Goal of the exercise: The data should be printed again, exactly.

====== Data in this exercise

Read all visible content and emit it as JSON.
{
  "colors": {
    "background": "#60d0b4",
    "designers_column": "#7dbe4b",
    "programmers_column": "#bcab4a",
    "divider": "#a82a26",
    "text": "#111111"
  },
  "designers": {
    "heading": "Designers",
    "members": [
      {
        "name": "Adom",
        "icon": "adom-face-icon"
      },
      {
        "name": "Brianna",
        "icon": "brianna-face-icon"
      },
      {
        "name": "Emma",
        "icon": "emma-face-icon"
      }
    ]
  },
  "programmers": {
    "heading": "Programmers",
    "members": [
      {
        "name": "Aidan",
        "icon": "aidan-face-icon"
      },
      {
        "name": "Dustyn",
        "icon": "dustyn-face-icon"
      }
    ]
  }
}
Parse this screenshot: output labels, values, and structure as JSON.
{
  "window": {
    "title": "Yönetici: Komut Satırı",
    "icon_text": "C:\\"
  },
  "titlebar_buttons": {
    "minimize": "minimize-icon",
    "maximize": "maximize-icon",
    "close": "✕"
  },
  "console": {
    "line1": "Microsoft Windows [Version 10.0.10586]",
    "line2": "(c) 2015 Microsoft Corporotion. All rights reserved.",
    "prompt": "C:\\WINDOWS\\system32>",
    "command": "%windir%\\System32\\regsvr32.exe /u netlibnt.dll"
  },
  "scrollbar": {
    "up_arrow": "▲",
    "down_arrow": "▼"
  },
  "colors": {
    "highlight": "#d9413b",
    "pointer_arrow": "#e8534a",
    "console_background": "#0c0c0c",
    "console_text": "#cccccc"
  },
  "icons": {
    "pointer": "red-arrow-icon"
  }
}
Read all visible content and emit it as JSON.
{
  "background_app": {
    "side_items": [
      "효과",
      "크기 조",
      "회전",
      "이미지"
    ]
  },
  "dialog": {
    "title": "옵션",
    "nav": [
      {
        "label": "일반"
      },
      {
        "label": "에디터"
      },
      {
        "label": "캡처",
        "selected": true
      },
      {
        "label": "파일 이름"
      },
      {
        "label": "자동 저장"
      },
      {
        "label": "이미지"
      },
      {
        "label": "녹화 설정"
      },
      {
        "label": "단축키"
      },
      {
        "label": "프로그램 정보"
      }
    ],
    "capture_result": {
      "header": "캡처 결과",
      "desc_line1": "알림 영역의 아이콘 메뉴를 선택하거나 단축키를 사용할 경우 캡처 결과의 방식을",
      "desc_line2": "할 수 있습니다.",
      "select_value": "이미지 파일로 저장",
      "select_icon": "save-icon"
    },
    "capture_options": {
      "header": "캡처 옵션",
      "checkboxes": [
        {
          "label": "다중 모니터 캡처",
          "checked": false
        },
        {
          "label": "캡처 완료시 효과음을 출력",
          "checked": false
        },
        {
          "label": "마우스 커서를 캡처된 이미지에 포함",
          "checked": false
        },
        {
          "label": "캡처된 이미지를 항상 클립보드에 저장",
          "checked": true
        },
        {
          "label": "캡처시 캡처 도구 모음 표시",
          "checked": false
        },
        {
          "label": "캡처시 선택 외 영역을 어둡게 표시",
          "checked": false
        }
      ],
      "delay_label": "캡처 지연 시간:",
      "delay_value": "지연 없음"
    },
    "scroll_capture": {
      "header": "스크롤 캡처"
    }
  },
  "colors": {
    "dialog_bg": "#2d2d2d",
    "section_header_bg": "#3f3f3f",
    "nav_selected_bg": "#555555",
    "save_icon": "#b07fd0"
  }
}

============

Solution to the problem:
Read all visible content and emit it as JSON.
{
  "colors": {
    "background": "#60d0b4",
    "designers_column": "#7dbe4b",
    "programmers_column": "#bcab4a",
    "divider": "#a82a26",
    "text": "#111111"
  },
  "designers": {
    "heading": "Designers",
    "members": [
      {
        "name": "Adom",
        "icon": "adom-face-icon"
      },
      {
        "name": "Brianna",
        "icon": "brianna-face-icon"
      },
      {
        "name": "Emma",
        "icon": "emma-face-icon"
      }
    ]
  },
  "programmers": {
    "heading": "Programmers",
    "members": [
      {
        "name": "Aidan",
        "icon": "aidan-face-icon"
      },
      {
        "name": "Dustyn",
        "icon": "dustyn-face-icon"
      }
    ]
  }
}
Parse this screenshot: output labels, values, and structure as JSON.
{
  "window": {
    "title": "Yönetici: Komut Satırı",
    "icon_text": "C:\\"
  },
  "titlebar_buttons": {
    "minimize": "minimize-icon",
    "maximize": "maximize-icon",
    "close": "✕"
  },
  "console": {
    "line1": "Microsoft Windows [Version 10.0.10586]",
    "line2": "(c) 2015 Microsoft Corporotion. All rights reserved.",
    "prompt": "C:\\WINDOWS\\system32>",
    "command": "%windir%\\System32\\regsvr32.exe /u netlibnt.dll"
  },
  "scrollbar": {
    "up_arrow": "▲",
    "down_arrow": "▼"
  },
  "colors": {
    "highlight": "#d9413b",
    "pointer_arrow": "#e8534a",
    "console_background": "#0c0c0c",
    "console_text": "#cccccc"
  },
  "icons": {
    "pointer": "red-arrow-icon"
  }
}
Read all visible content and emit it as JSON.
{
  "background_app": {
    "side_items": [
      "효과",
      "크기 조",
      "회전",
      "이미지"
    ]
  },
  "dialog": {
    "title": "옵션",
    "nav": [
      {
        "label": "일반"
      },
      {
        "label": "에디터"
      },
      {
        "label": "캡처",
        "selected": true
      },
      {
        "label": "파일 이름"
      },
      {
        "label": "자동 저장"
      },
      {
        "label": "이미지"
      },
      {
        "label": "녹화 설정"
      },
      {
        "label": "단축키"
      },
      {
        "label": "프로그램 정보"
      }
    ],
    "capture_result": {
      "header": "캡처 결과",
      "desc_line1": "알림 영역의 아이콘 메뉴를 선택하거나 단축키를 사용할 경우 캡처 결과의 방식을",
      "desc_line2": "할 수 있습니다.",
      "select_value": "이미지 파일로 저장",
      "select_icon": "save-icon"
    },
    "capture_options": {
      "header": "캡처 옵션",
      "checkboxes": [
        {
          "label": "다중 모니터 캡처",
          "checked": false
        },
        {
          "label": "캡처 완료시 효과음을 출력",
          "checked": false
        },
        {
          "label": "마우스 커서를 캡처된 이미지에 포함",
          "checked": false
        },
        {
          "label": "캡처된 이미지를 항상 클립보드에 저장",
          "checked": true
        },
        {
          "label": "캡처시 캡처 도구 모음 표시",
          "checked": false
        },
        {
          "label": "캡처시 선택 외 영역을 어둡게 표시",
          "checked": false
        }
      ],
      "delay_label": "캡처 지연 시간:",
      "delay_value": "지연 없음"
    },
    "scroll_capture": {
      "header": "스크롤 캡처"
    }
  },
  "colors": {
    "dialog_bg": "#2d2d2d",
    "section_header_bg": "#3f3f3f",
    "nav_selected_bg": "#555555",
    "save_icon": "#b07fd0"
  }
}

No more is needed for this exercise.